Axios: As techlash heats up again, here’s who’s stoking the fire
As controversies around online speech rage against a backdrop of racial tension, presidential provocation and a pandemic, a handful of companies, lawmakers and advocacy groups have continued to promote a backlash against Big Tech.
The big picture: Companies like Facebook and Google got a reputational boost at the start of the coronavirus lockdown, but that respite from criticism proved brief. They’re now once again walking a minefield of regulatory investigations, public criticism and legislative threats over antitrust concerns, content moderation and privacy concerns.
Be smart: Decrying tech giants’ power is an increasingly winning message among Americans on both the populist right and progressive left. It can also present competitive and political benefits for those voicing it.
- The biggest power player is President Donald Trump himself, who recently escalated his feud with social media companies with an executive order taking aim at their liability protections after Twitter took action against his incendiary messages.
Here are the firms, faces and groups to watch as the techlash heats back up.
Advocacy groups: Organizations pushing for antitrust action or legislative changes have stayed on message during the pandemic. Two newer groups have quickly developed profiles as techlash agitators.

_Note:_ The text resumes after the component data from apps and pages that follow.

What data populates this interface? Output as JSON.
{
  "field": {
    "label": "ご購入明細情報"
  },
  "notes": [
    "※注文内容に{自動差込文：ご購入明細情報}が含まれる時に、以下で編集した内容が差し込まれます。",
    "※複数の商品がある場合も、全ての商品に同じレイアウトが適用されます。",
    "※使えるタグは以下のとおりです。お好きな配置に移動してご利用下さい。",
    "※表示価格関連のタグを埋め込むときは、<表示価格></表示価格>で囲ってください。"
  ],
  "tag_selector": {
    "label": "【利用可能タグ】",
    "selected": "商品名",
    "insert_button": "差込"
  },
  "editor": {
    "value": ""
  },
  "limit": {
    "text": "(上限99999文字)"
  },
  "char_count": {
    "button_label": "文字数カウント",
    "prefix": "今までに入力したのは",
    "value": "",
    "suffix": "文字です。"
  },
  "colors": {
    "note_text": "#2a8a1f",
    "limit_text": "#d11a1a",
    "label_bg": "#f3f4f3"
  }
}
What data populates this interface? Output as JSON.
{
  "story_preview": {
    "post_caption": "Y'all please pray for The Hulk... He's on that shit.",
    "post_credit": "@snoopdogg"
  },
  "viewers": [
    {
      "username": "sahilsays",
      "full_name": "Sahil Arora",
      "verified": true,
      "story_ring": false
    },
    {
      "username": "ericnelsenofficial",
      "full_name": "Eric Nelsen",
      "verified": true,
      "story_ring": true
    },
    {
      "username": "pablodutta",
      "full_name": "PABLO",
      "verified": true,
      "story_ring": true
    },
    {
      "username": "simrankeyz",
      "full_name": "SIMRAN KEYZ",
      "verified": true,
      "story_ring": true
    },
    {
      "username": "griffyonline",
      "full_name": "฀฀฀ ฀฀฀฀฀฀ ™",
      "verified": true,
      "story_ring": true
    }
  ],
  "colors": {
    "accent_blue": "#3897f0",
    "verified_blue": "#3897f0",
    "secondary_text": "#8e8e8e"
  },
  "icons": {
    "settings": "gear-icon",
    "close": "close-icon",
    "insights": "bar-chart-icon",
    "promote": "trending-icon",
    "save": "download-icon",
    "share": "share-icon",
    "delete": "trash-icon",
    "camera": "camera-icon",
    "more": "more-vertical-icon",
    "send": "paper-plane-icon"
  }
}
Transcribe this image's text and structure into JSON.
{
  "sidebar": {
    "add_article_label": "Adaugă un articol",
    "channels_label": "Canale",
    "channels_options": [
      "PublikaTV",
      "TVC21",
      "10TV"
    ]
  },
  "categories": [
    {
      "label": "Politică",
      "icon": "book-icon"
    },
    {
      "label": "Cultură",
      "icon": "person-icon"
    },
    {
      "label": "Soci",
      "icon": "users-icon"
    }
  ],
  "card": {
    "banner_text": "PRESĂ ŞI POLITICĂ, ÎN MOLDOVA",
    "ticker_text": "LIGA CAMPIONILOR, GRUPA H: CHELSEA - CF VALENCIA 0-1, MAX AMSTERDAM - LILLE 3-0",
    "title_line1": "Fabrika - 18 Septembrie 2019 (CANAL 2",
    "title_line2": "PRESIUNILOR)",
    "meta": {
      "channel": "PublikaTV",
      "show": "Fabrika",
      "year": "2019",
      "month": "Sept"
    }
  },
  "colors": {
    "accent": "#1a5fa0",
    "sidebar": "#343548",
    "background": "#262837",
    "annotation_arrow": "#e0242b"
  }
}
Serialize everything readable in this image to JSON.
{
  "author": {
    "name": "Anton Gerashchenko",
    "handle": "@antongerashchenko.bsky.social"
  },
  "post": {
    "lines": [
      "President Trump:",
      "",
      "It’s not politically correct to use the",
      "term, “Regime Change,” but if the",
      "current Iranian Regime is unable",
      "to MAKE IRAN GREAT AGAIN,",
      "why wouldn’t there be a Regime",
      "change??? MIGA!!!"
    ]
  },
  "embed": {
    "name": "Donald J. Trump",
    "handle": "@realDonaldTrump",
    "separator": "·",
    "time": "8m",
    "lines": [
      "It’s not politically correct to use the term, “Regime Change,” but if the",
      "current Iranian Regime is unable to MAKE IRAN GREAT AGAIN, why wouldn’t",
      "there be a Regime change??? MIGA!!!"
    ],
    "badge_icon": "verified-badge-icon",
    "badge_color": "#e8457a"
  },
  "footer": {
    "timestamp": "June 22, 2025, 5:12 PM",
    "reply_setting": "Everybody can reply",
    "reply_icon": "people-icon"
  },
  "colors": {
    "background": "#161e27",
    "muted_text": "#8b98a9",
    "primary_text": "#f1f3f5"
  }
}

- The American Economic Liberties Project launched this year with funding from eBay founder Pierre Omidyar’s the Omidyar Network, and is led by Sarah Miller, who also co-chairs the Freedom From Facebook and Google coalition. The project published a paper outlining antitrust and regulatory remedies for curbing the power of Facebook and Google.